First published in Pro-Audio Review Magazine. Here is the link: Audio-Technica AT899 Subminiature Microphone
When considering a microphone for use in the theatre, musical or otherwise, size does indeed matter, as does sound quality. Audio-Technica’s new AT899 subminiature condenser microphone certainly delivers in both departments, and with characteristics that compare with larger A-T microphones it will leave the budget conscious sound designer quite satisfied.
Product PointsApplications: Theater, broadcast
Key Features: Sub-miniature size; omnidirectional pattern; many clips and mic holders
Contact: Audio-Technica at 330-686-2600, Web Site.
The AT899 ($299) element housing is .63 inches long and .20 inches in diameter with a non-reflective black finish. The long 9.8-foot cable is 0.08 inches in diameter. Its three-pin TA3F output connector mates with a three-pin TB3M connector on the provided AT8537 power module, which terminates to a three-pin XLR connector.
The mic element is a fixed charge condenser with an omnidirectional polar pattern that boasts a frequency response of 20 Hz to 20 kHz. The power module has a flat/low-rolloff at 80 Hz, 12 dB/octave. Phantom power can be provided by an external 11V to 52V DC phantom power supply, or a 1.5V AA battery placed in the power module should provide about 1,200 hours of continuous use.
The max input sound level is 138 dB SPL (1 kHz at 1% THD) with phantom, 116 dB SPL with battery. The mic’s dynamic range under battery power is 86 dB (1 kHz at 1% THD) and when powered with phantom expands to 108 dB (1 kHz at 1% THD).
Provided accessories are abundant. Included with the mic are: AT8537 power module, AT8439 cable clip; clothing clip base, viper clip base, magnet clip base and plate with lanyard, three single mic holders, two double mic holders, two element covers, two windscreens, battery and a protective carrying case. Options include beige finish for the mic and accessories.
There is also a version for wireless systems with proper terminations.
I wanted to test frequency response and dynamic range for vocal reinforcement (singing as well as speaking) and for recording. I designed a production of Dames at Sea in a well-known theatre in Maryland, and one of the performers agreed to help me test out the microphone by singing a few songs with an accompanist onstage after a matinee performance. She stood onstage and performed four songs – two with the lav on her head and two with the lav clipped to her shirt.

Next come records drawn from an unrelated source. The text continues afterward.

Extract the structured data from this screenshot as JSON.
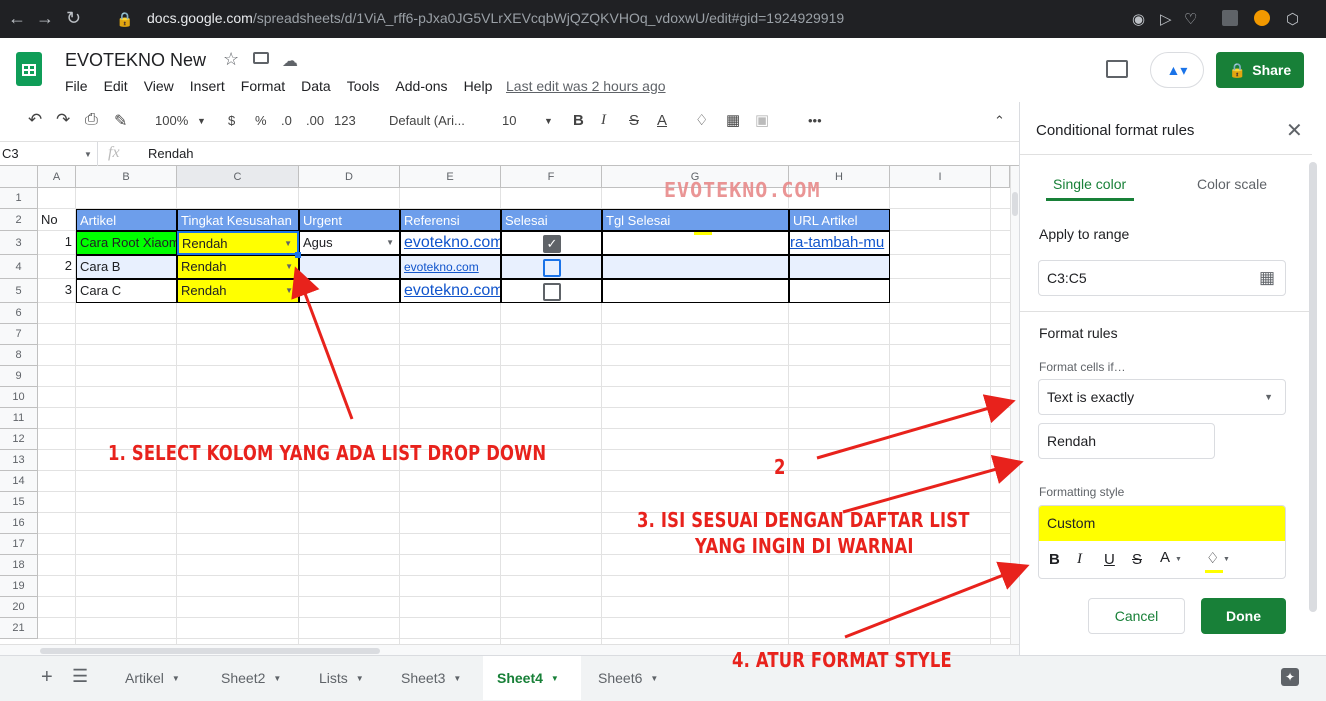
{
  "browser": {
    "url_domain": "docs.google.com",
    "url_path": "/spreadsheets/d/1ViA_rff6-pJxa0JG5VLrXEVcqbWjQZQKVHOq_vdoxwU/edit#gid=1924929919"
  },
  "header": {
    "title": "EVOTEKNO New",
    "menus": [
      "File",
      "Edit",
      "View",
      "Insert",
      "Format",
      "Data",
      "Tools",
      "Add-ons",
      "Help"
    ],
    "last_edit": "Last edit was 2 hours ago",
    "share_label": "Share"
  },
  "toolbar": {
    "zoom": "100%",
    "currency": "$",
    "percent": "%",
    "dec_less": ".0",
    "dec_more": ".00",
    "more_formats": "123",
    "font": "Default (Ari...",
    "font_size": "10",
    "bold": "B",
    "italic": "I",
    "strike": "S",
    "text_color": "A",
    "more": "•••"
  },
  "formula_bar": {
    "cell_ref": "C3",
    "fx": "fx",
    "value": "Rendah"
  },
  "grid": {
    "columns": [
      "A",
      "B",
      "C",
      "D",
      "E",
      "F",
      "G",
      "H",
      "I"
    ],
    "rows": [
      "1",
      "2",
      "3",
      "4",
      "5",
      "6",
      "7",
      "8",
      "9",
      "10",
      "11",
      "12",
      "13",
      "14",
      "15",
      "16",
      "17",
      "18",
      "19",
      "20",
      "21"
    ],
    "r2": {
      "a": "No",
      "b": "Artikel",
      "c": "Tingkat Kesusahan",
      "d": "Urgent",
      "e": "Referensi",
      "f": "Selesai",
      "g": "Tgl Selesai",
      "h": "URL Artikel"
    },
    "r3": {
      "a": "1",
      "b": "Cara Root Xiaomi",
      "c": "Rendah",
      "d": "Agus",
      "e": "evotekno.com",
      "h": "ra-tambah-mu"
    },
    "r4": {
      "a": "2",
      "b": "Cara B",
      "c": "Rendah",
      "e": "evotekno.com"
    },
    "r5": {
      "a": "3",
      "b": "Cara C",
      "c": "Rendah",
      "e": "evotekno.com"
    }
  },
  "panel": {
    "title": "Conditional format rules",
    "tab_single": "Single color",
    "tab_scale": "Color scale",
    "apply_label": "Apply to range",
    "range": "C3:C5",
    "format_rules": "Format rules",
    "cells_if": "Format cells if…",
    "condition": "Text is exactly",
    "value": "Rendah",
    "style_label": "Formatting style",
    "style_name": "Custom",
    "style_bold": "B",
    "style_italic": "I",
    "style_underline": "U",
    "style_strike": "S",
    "style_text_color": "A",
    "cancel": "Cancel",
    "done": "Done"
  },
  "tabs": [
    "Artikel",
    "Sheet2",
    "Lists",
    "Sheet3",
    "Sheet4",
    "Sheet6"
  ],
  "active_tab": "Sheet4",
  "annotations": {
    "a1": "1. SELECT KOLOM YANG ADA LIST DROP DOWN",
    "a2": "2",
    "a3_line1": "3. ISI SESUAI DENGAN DAFTAR LIST",
    "a3_line2": "YANG INGIN DI WARNAI",
    "a4": "4. ATUR FORMAT STYLE"
  },
  "watermark": "EVOTEKNO.COM",
  "colors": {
    "header_blue": "#6d9eeb",
    "highlight_yellow": "#ffff00",
    "green": "#00ff00",
    "accent_green": "#188038",
    "annotation_red": "#e8221c"
  }
}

The first thing you notice about the AT899 when you open up the leather-like case is its compact size. When deciding on a mic to use in a theatrical situation, size is a consideration. This microphone is small enough to mount on the forehead just below the hairline so it’s exposed without reading too badly from the audience. The actor told me that it was comfortable to wear, and she pretty much forgot it was there. That’s important because an actor that is thinking about her mic is not thinking about what she should be thinking about when performing.
This lav performed surprisingly well for a capsule of its size. I have to say that in general I find that the smaller the mic, the crispier it sounds – but the 899 was undistorted and uncolored from the quiet to the very loud. It needed a minimum of EQing to the room, and its coverage area allowed for little proximity effect. She told me that the mic was so light that she forgot it was strapped to her head.
She sounded very present in the recording as well, with a natural attenuation of the background noises made by those stage hands.
The next test was on a man that had never spoken in public before. He was the new house manager and was tasked with getting in front of the audience for the pre-show announcements. We clipped the mic to his lapel and he nervously made his way onstage. Again, the mic performed just as well as the “expensive” mics we used in the show, with smooth transitions as he jerked his head to and fro while speaking. He was nervous and spoke softly, so thankfully there was plenty of headroom, and loads of gain before feedback.
The AT899 is a good value. It reproduces vocals dependably, can be hidden on a performer comfortably and virtually invisibly. I would have absolutely no problem recommending this lav to small to mid-sized theatres as a very fine alternative to the most expensive models.